Editorial: Put politics aside in virus response

The Detroit News

Both President Donald Trump and Gov. Gretchen Whitmer on Wednesday called for precautions in containing the spread of COVID-19, which has now reached pandemic status. It is responsible for leaders to be taking these steps. Given the seriousness of the virus, this isn’t the time for divisiveness. Officials need to put political differences aside and work together.

In a nationally televised address, Trump laid out a number of proposals to combat the virus and mitigate its effects. Last week, he signed an $8.3 billion spending bill to help develop a vaccine and contain COVID-19.

President Donald Trump speaks in an address to the nation from the Oval Office at the White House about the coronavirus Wednesday in Washington.

Hours before Trump’s announcement, Whitmer addressed the public to offer state-wide recommendations. She asked communities to cancel or postpone all large gatherings, use remote work and learning options when possible and limit all non-essential travel work.

At this point, both leaders have done their best to get ahead of the crisis. And while some of the measures may seem over the top, it’s better to be safe than sorry.

The president announced a 30-day ban on all travel from Europe to the U.S., while providing exemptions for Americans and citizens of the United Nations. That ban goes into effect tonight at midnight. 

He’ll be asking Congress to take legislative action to extend financial relief to workers who are ill, quarantined, or caring for others who are infected. 

Trump also instructed the Small Business Administration to provide low-interest economic loans in affected states to help small businesses overcome temporary economic disruptions caused by the virus. He asked Congress for $50 billion to make this happen.

The president also called on Congress to provide payroll tax relief to all Americans to keep the economy from falling into recession. That’s a proposal that should be considered carefully, given that Social Security and Medicare already face funding shortfalls. 

There may be legitimate objections to Trump’s plans, but they should not be rooted in partisanship. This is the time for politicians to come together and project confidence that America has this under control. Trump’s opponents should check their knee-jerk reaction to reject and criticize everything that comes out of his mouth. 

There’s no room for political opportunism. Democratic presidential hopeful Joe Biden, who has criticized Trump’s response, announced Wednesday the formation of his own coronavirus committee. Biden is not president. He’s free to talk about what he’d do if he were to become president, but this committee seems like meddling that risks undermining the administration’s efforts and sends mixed messages to the public. 

Trump urged the nation to “put politics aside, stop the partisanship and unify together as one nation and one family.” He must live by his own words. The president should quarantine his name-calling, divisive tweets and project mature leadership.

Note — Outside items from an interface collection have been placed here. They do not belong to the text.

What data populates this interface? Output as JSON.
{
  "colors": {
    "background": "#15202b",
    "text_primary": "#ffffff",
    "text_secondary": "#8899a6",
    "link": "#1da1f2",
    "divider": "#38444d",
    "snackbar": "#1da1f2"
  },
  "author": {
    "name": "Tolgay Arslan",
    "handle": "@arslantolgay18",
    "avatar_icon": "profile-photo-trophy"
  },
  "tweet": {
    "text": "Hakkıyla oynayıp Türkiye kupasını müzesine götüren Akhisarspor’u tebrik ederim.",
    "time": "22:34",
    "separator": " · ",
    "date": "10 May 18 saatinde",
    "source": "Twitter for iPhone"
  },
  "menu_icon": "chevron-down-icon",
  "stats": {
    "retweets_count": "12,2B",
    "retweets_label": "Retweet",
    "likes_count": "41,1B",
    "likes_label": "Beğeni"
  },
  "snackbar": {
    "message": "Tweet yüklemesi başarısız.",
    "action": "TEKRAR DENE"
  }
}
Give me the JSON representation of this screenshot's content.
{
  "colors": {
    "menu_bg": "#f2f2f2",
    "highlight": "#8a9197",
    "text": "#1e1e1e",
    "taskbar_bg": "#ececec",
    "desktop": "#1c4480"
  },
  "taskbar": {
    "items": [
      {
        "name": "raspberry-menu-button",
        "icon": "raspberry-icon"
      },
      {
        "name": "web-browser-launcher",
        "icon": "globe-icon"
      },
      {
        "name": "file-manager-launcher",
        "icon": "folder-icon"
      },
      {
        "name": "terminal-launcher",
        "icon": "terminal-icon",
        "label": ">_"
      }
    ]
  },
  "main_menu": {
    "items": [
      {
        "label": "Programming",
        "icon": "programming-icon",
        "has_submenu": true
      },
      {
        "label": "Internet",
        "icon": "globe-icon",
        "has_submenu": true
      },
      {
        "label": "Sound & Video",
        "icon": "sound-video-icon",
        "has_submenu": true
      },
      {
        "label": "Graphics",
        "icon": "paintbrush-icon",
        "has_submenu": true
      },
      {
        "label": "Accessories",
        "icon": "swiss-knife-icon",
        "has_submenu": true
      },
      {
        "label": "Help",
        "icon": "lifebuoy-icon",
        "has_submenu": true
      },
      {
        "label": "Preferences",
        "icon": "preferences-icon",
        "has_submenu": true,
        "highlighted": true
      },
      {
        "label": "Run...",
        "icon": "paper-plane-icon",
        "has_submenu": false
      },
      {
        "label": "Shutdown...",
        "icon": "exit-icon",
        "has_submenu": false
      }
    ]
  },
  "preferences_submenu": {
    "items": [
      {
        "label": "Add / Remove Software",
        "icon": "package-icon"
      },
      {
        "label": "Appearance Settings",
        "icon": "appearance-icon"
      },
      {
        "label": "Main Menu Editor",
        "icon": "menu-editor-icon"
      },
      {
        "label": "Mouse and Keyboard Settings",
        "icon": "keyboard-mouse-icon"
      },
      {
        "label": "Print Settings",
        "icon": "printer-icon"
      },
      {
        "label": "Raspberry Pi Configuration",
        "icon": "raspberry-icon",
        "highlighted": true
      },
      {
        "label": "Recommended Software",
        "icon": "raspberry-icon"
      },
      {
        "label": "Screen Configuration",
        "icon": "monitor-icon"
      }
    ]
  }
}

Trump and Whitmer have both had confrontational relationships with their legislative bodies. Now, Republicans and Democrats must set that aside to speak in a unified voice to Americans who need to have confidence that their leaders can handle this crisis.